Visiting Deer Point on Chebeague Island

Hi everyone this is Lily here, Jared and I have been busy in and out of the office! Hopefully, you were able to catch up on some of the things we’ve been up to from the ‘Letter from our Summer Associates’ post which was uploaded earlier this week.

Last Wednesday I caught a ferry to Chebeague Island to visit Deer Point, which is on the southwest tip of the island. The day started out hazy and humid, but being on the ferry provided a nice breeze and made it a great day to be out exploring a member property. Chebeague and Cumberland Land Trust, a Southern Maine Conservation Collaborative member, oversees the property easement of this privately owned land.
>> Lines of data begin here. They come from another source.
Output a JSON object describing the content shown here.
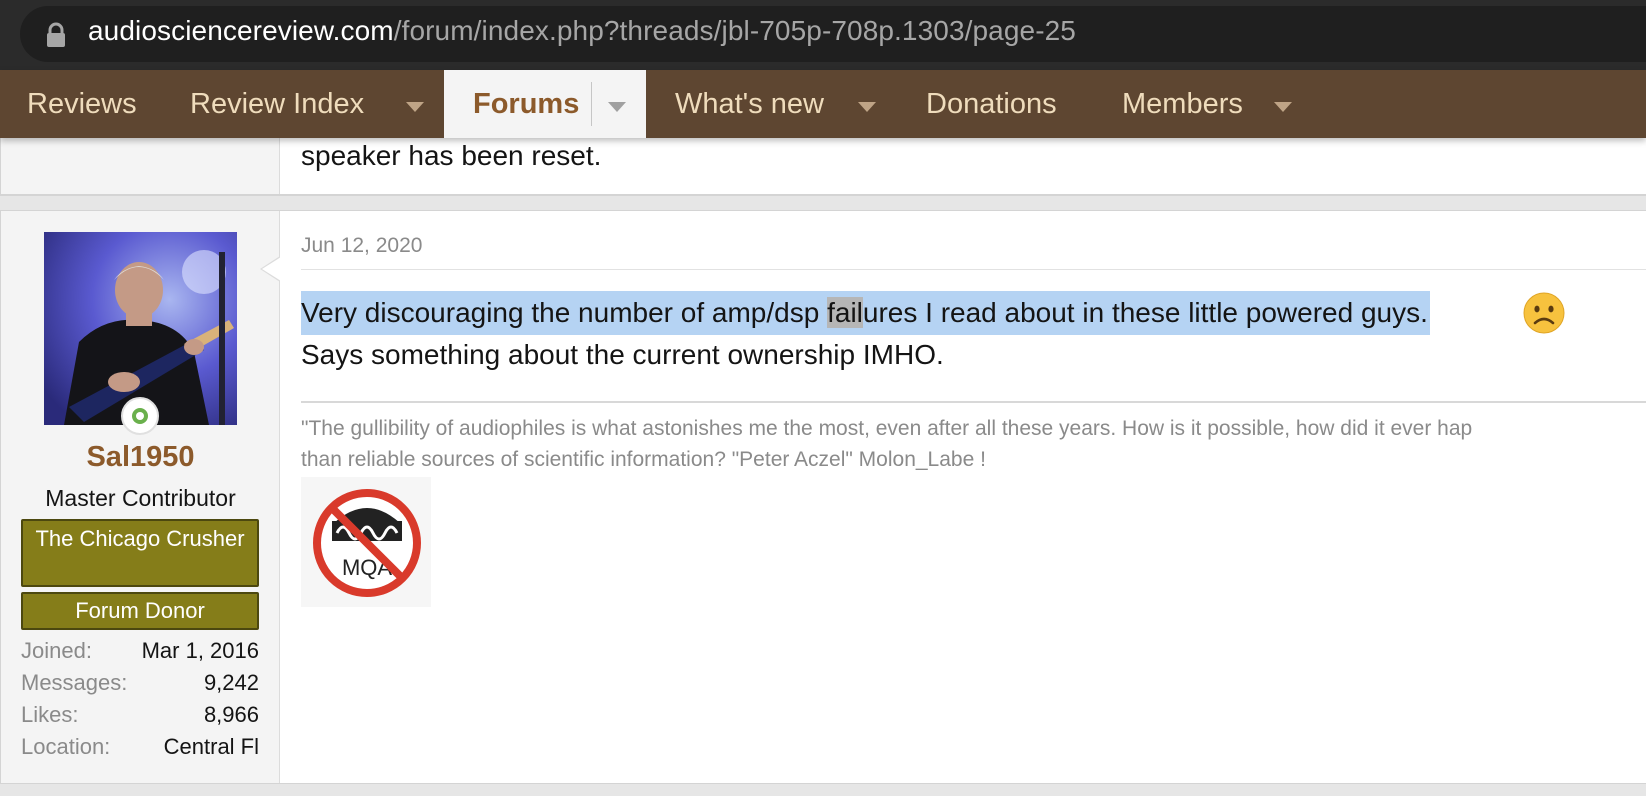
{
  "browser": {
    "url_domain": "audiosciencereview.com",
    "url_path": "/forum/index.php?threads/jbl-705p-708p.1303/page-25"
  },
  "nav": {
    "items": [
      {
        "label": "Reviews",
        "has_menu": false
      },
      {
        "label": "Review Index",
        "has_menu": true
      },
      {
        "label": "Forums",
        "has_menu": true,
        "active": true
      },
      {
        "label": "What's new",
        "has_menu": true
      },
      {
        "label": "Donations",
        "has_menu": false
      },
      {
        "label": "Members",
        "has_menu": true
      }
    ]
  },
  "previous_post": {
    "text_tail": "speaker has been reset."
  },
  "post": {
    "date": "Jun 12, 2020",
    "body": {
      "line1_before": "Very discouraging the number of amp/dsp ",
      "line1_highlight": "fail",
      "line1_after": "ures I read about in these little powered guys.",
      "emoji": "frowning-face-icon",
      "line2": "Says something about the current ownership IMHO."
    },
    "signature": {
      "line1": "\"The gullibility of audiophiles is what astonishes me the most, even after all these years. How is it possible, how did it ever hap",
      "line2": "than reliable sources of scientific information? \"Peter Aczel\" Molon_Labe !",
      "image_text": "MQA"
    }
  },
  "user": {
    "name": "Sal1950",
    "title": "Master Contributor",
    "banners": [
      "The Chicago Crusher",
      "Forum Donor"
    ],
    "stats": [
      {
        "label": "Joined:",
        "value": "Mar 1, 2016"
      },
      {
        "label": "Messages:",
        "value": "9,242"
      },
      {
        "label": "Likes:",
        "value": "8,966"
      },
      {
        "label": "Location:",
        "value": "Central Fl"
      }
    ]
  },
  "colors": {
    "nav_bg": "#5e4631",
    "accent": "#8c5a2b",
    "banner": "#857d19",
    "selection": "#b5d3f3"
  }
}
There are 13 total acres of protected land, 2 of those acres at the southernmost point are protected via a “forever wild” easement that only allows for the removal of damaged or dead vegetation and trees, nothing more.

After getting off the ferry, I headed up to the road that would lead me to Deer Point. Signs near the trail had suggestions about wilderness safety, not building fires, and my personal favorite, a sign that reminded visitors “No Wheels Just Heels”. It was a quick half-mile walk through a lush, green forested trail to the rocky coastline of Deer Point. I passed a few houses and cars, but aside from that, the island was peaceful. I appreciate how different Chebeague is from the other islands in Casco Bay I regularly visit. I think the biggest distinction for me is that Chebeague is a much larger island. Despite its size, it still had a relaxed community feel.

The path I turned onto brought me through the woods until suddenly I emerged onto rocks and saw the ocean straight ahead.

Something I wished I had more knowledge about on this trip were rocks. There were so many interesting shapes, colors, and textures that made me appreciate the natural beauty I was standing on. I was left wondering about each unique history. I would have loved to know the story behind the ragged edges and pockmarked surfaces. Aside from the nonliving features of Deer Point, there were lively tidepools, vibrant flowers, and a wide variety of birds overhead. There was no sign of human activity aside from a lone washed-up buoy.

Beautiful blooms!
Color and shape variations!

I found a great spot to eat lunch and enjoy the view of Casco Bay on one of the many rock choices. At one point while I was eating it did start to rain but it soon passed with no change to the sticky, humid, feeling in the air. I was tempted to put my toes in the water to cool down but didn’t want to miss the ferry home, so I decided to head back to the ferry landing and see what I could do about cooling off there.

I was mesmerized by the texture of this rock.

Once I got to the dock I did take my sneakers off and climbed down the ladder to the surface of the water. Normally I would jump off the dock and climb up the ladder, but with no bathing suit, my solution was to climb down and stand with my legs submerged in the refreshing water for a few minutes! Reflecting back on the day, I was amazed at the raw natural beauty I had seen. Being a Maine resident for my whole life, sometimes I take for granted this breathtaking place. Having days like this to explore and highlight some of my experiences certainly makes me appreciate where I’m from. Until you plan your own visit Deer Point, you’ll have to believe me that it’s worth the trip! Stay tuned for more Summer Associate adventures as we head into August!